congratulations we speak Hebrew מזל טוב, אתם מדברים עברית
congratulations you (fem) speak to the night ברכותיי, את מדברת להלילה
Obviously one is more correct than the others (is the last one nonsense, or is that an idiomatic phrase?) but it's not correct, is it?
There are several other expressions which are also used to congratulate someone for a accomplishment, like כל הכבוד and יישר כח! However, מזל טוב has also become a generic all-purpose congratulations used whenever something good happens in someone's life.
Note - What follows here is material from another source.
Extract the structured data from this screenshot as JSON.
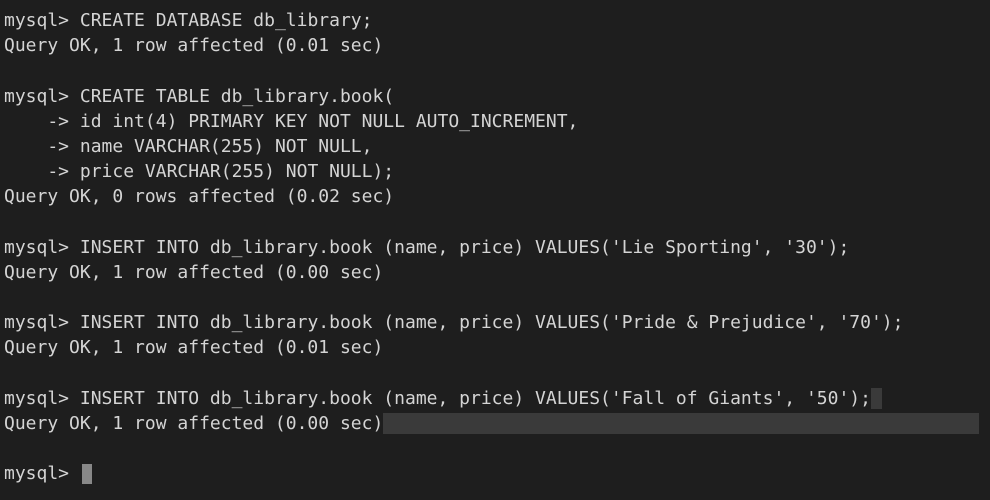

It can be used when someone gets married, gets a new child (or grandchild), gets an award, gets an academic degree, gets a promotion, etc. etc.
That's an excellent question! (Which means that I am not at all sure of the answer... but I can speculate.)
The key here, I think, is that עברית is not actually a noun, and therefore not the object of the verb לדבר. I could say something like אני מכירה את השפה העברית - "I know the Hebrew language" - in which case you can clearly see that עברית is an adjective modifying the noun שפה, "language". In this case, the noun phrase השפה העברית is clearly a definite noun phrase, and you'll notice I did use את between the verb and the direct object.
So what's going on in our sentence, אתה מדבר עברית?
On the surface it looks like מדבר is a transitive verb and עברית is the direct object, but I think in this case, מדבר is an intransitive verb (as it most commonly is) and עברית should be considered an adverb modifying the verb: "You speak Hebrew-ly" or "You speak Hebrew-fashion", roughly. (Remember that Hebrew, unlike English, doesn't have any special morphology for adverbs, and almost any adjective can be used as an adverb in the appropriate circumstances.)